Now, to diversify away from hydrocarbons, African petrostates could produce three times more cereals, grains, and livestock with an intensified agricultural focus, according to McKinsey. Likewise, growth in sectors such as agriculture combined with the opening of borders for free movement of goods and people could spur the construction of roads and railways, reducing the infrastructure gap. Not to mention gains in the healthcare sector, it may prove just as significant as agriculture’s, given the bloc accounts for 25 percent of the pharmaceutical market but produces only 2 percent of what it consumes.
Now as ever, the pandemic has exposed the urgent need for supply chain reconfigurations across the continent, including toward a generic drug industry. While this pact has the rare political backing from 55 states, its implementation could face delays due to the spread of the coronavirus. As of June 1, 2020, the continent has recorded 146,794 confirmed cases and 4,224 deaths in over 45 countries. But many questions remain regarding the testing capacity of the poorer states. Even with these modest numbers, the World Bank’s latest Africa’s Pulse report indicates that economic growth in sub-Saharan Africa will decline from 2.4 percent in 2019 to between -2.1 and -5.1 percent in 2020 as result of the pandemic—projections that will depend on measures taken to curb the spread of the virus. While this is likely to be the first recession on the continent in over 25 years, a swift recovery is expected in 2021.
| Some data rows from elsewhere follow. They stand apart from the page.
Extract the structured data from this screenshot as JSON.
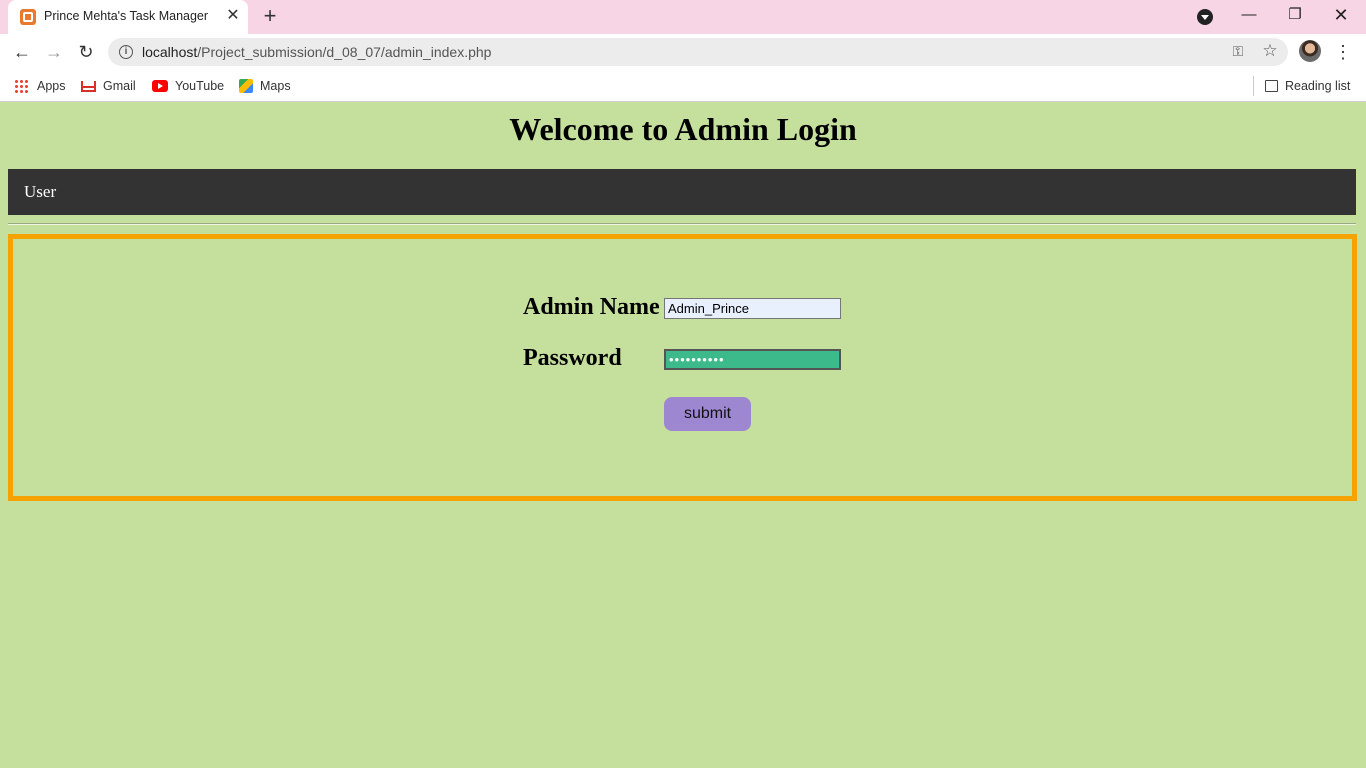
{
  "browser": {
    "tab_title": "Prince Mehta's Task Manager",
    "url_host": "localhost",
    "url_path": "/Project_submission/d_08_07/admin_index.php",
    "icons": {
      "tab_favicon": "xampp-icon",
      "close": "close-icon",
      "new_tab": "plus-icon",
      "back": "arrow-left-icon",
      "forward": "arrow-right-icon",
      "reload": "reload-icon",
      "info": "info-icon",
      "key": "key-icon",
      "star": "star-icon",
      "menu": "more-vert-icon"
    },
    "bookmarks": [
      {
        "label": "Apps",
        "icon": "apps-grid-icon"
      },
      {
        "label": "Gmail",
        "icon": "gmail-icon"
      },
      {
        "label": "YouTube",
        "icon": "youtube-icon"
      },
      {
        "label": "Maps",
        "icon": "maps-icon"
      }
    ],
    "reading_list": "Reading list"
  },
  "page": {
    "title": "Welcome to Admin Login",
    "nav": {
      "user_link": "User"
    },
    "form": {
      "admin_name_label": "Admin Name",
      "admin_name_value": "Admin_Prince",
      "password_label": "Password",
      "password_value": "••••••••••",
      "submit_label": "submit"
    }
  },
  "colors": {
    "page_bg": "#c5df9c",
    "navbar_bg": "#333333",
    "box_border": "#f5a300",
    "submit_bg": "#9d87d1",
    "password_bg": "#3cba8b",
    "titlebar_bg": "#f7d5e4"
  }
}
Much progress has been made toward the ratification of the AfCFTA, and much remains to be done before African countries can fully trade under the new system. This agreement will add incentive mechanisms to boost the local processing and consumption of raw materials. Phase 1 of the agreement, which includes protocols on goods and services, is now in effect. However, a final round of tariff negotiations on investment, competition policy, and intellectual property rights, considered to be the most important to the deal, was meant to take place in May 2020, but was postponed until December 2020. These discussions are still at their infancy stage, but will continue in January 2021, all in the name of one African market, expected to be fully implemented by 2030.